=== Directions for this task ===
Below are the records; they must be reproduced verbatim.

=== Dataset extract ===
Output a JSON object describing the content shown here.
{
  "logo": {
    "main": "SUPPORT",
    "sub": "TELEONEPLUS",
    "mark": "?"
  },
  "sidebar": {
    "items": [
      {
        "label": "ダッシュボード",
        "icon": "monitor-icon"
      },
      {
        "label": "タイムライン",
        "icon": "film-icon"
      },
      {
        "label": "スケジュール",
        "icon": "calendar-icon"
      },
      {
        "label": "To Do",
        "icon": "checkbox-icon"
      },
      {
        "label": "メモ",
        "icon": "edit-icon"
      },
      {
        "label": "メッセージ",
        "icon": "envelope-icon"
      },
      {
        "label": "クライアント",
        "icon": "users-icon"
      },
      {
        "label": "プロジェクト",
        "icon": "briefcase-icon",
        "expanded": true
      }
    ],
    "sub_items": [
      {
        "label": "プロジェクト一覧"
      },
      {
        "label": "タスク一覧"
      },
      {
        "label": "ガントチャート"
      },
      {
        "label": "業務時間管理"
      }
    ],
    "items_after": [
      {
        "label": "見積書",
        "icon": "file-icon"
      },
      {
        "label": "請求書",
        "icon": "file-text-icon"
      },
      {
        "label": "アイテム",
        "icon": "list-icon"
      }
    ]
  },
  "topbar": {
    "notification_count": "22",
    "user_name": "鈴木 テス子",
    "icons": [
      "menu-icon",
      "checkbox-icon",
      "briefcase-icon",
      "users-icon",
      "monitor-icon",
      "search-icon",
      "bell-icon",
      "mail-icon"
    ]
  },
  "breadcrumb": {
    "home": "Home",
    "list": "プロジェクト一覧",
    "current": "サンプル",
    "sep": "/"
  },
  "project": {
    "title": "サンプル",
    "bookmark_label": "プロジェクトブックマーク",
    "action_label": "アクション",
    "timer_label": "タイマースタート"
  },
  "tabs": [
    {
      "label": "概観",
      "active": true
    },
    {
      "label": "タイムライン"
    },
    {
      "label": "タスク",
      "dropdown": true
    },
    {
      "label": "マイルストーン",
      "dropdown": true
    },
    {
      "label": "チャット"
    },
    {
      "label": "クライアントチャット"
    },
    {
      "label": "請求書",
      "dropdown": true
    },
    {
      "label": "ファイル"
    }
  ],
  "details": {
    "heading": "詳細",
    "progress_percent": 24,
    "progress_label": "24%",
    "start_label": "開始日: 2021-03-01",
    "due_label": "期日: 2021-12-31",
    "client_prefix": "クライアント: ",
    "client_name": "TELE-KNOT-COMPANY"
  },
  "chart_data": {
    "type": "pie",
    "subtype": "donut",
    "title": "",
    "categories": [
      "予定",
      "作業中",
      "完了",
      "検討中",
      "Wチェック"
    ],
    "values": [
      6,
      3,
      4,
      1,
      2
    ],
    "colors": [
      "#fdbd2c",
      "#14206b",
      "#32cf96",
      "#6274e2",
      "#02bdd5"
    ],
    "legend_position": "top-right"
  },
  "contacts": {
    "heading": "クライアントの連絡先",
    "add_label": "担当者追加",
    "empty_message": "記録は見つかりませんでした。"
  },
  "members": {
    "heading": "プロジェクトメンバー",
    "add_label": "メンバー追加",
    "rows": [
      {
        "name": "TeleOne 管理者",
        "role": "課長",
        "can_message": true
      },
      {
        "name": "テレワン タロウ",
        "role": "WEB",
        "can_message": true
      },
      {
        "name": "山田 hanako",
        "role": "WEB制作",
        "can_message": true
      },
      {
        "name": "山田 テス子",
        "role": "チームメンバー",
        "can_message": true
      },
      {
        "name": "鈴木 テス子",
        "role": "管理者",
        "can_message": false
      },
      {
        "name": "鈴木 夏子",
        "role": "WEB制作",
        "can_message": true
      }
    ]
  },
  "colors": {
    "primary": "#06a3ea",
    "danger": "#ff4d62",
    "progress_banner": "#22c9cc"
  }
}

=== Task response ===
Output a JSON object describing the content shown here.
{
  "logo": {
    "main": "SUPPORT",
    "sub": "TELEONEPLUS",
    "mark": "?"
  },
  "sidebar": {
    "items": [
      {
        "label": "ダッシュボード",
        "icon": "monitor-icon"
      },
      {
        "label": "タイムライン",
        "icon": "film-icon"
      },
      {
        "label": "スケジュール",
        "icon": "calendar-icon"
      },
      {
        "label": "To Do",
        "icon": "checkbox-icon"
      },
      {
        "label": "メモ",
        "icon": "edit-icon"
      },
      {
        "label": "メッセージ",
        "icon": "envelope-icon"
      },
      {
        "label": "クライアント",
        "icon": "users-icon"
      },
      {
        "label": "プロジェクト",
        "icon": "briefcase-icon",
        "expanded": true
      }
    ],
    "sub_items": [
      {
        "label": "プロジェクト一覧"
      },
      {
        "label": "タスク一覧"
      },
      {
        "label": "ガントチャート"
      },
      {
        "label": "業務時間管理"
      }
    ],
    "items_after": [
      {
        "label": "見積書",
        "icon": "file-icon"
      },
      {
        "label": "請求書",
        "icon": "file-text-icon"
      },
      {
        "label": "アイテム",
        "icon": "list-icon"
      }
    ]
  },
  "topbar": {
    "notification_count": "22",
    "user_name": "鈴木 テス子",
    "icons": [
      "menu-icon",
      "checkbox-icon",
      "briefcase-icon",
      "users-icon",
      "monitor-icon",
      "search-icon",
      "bell-icon",
      "mail-icon"
    ]
  },
  "breadcrumb": {
    "home": "Home",
    "list": "プロジェクト一覧",
    "current": "サンプル",
    "sep": "/"
  },
  "project": {
    "title": "サンプル",
    "bookmark_label": "プロジェクトブックマーク",
    "action_label": "アクション",
    "timer_label": "タイマースタート"
  },
  "tabs": [
    {
      "label": "概観",
      "active": true
    },
    {
      "label": "タイムライン"
    },
    {
      "label": "タスク",
      "dropdown": true
    },
    {
      "label": "マイルストーン",
      "dropdown": true
    },
    {
      "label": "チャット"
    },
    {
      "label": "クライアントチャット"
    },
    {
      "label": "請求書",
      "dropdown": true
    },
    {
      "label": "ファイル"
    }
  ],
  "details": {
    "heading": "詳細",
    "progress_percent": 24,
    "progress_label": "24%",
    "start_label": "開始日: 2021-03-01",
    "due_label": "期日: 2021-12-31",
    "client_prefix": "クライアント: ",
    "client_name": "TELE-KNOT-COMPANY"
  },
  "chart_data": {
    "type": "pie",
    "subtype": "donut",
    "title": "",
    "categories": [
      "予定",
      "作業中",
      "完了",
      "検討中",
      "Wチェック"
    ],
    "values": [
      6,
      3,
      4,
      1,
      2
    ],
    "colors": [
      "#fdbd2c",
      "#14206b",
      "#32cf96",
      "#6274e2",
      "#02bdd5"
    ],
    "legend_position": "top-right"
  },
  "contacts": {
    "heading": "クライアントの連絡先",
    "add_label": "担当者追加",
    "empty_message": "記録は見つかりませんでした。"
  },
  "members": {
    "heading": "プロジェクトメンバー",
    "add_label": "メンバー追加",
    "rows": [
      {
        "name": "TeleOne 管理者",
        "role": "課長",
        "can_message": true
      },
      {
        "name": "テレワン タロウ",
        "role": "WEB",
        "can_message": true
      },
      {
        "name": "山田 hanako",
        "role": "WEB制作",
        "can_message": true
      },
      {
        "name": "山田 テス子",
        "role": "チームメンバー",
        "can_message": true
      },
      {
        "name": "鈴木 テス子",
        "role": "管理者",
        "can_message": false
      },
      {
        "name": "鈴木 夏子",
        "role": "WEB制作",
        "can_message": true
      }
    ]
  },
  "colors": {
    "primary": "#06a3ea",
    "danger": "#ff4d62",
    "progress_banner": "#22c9cc"
  }
}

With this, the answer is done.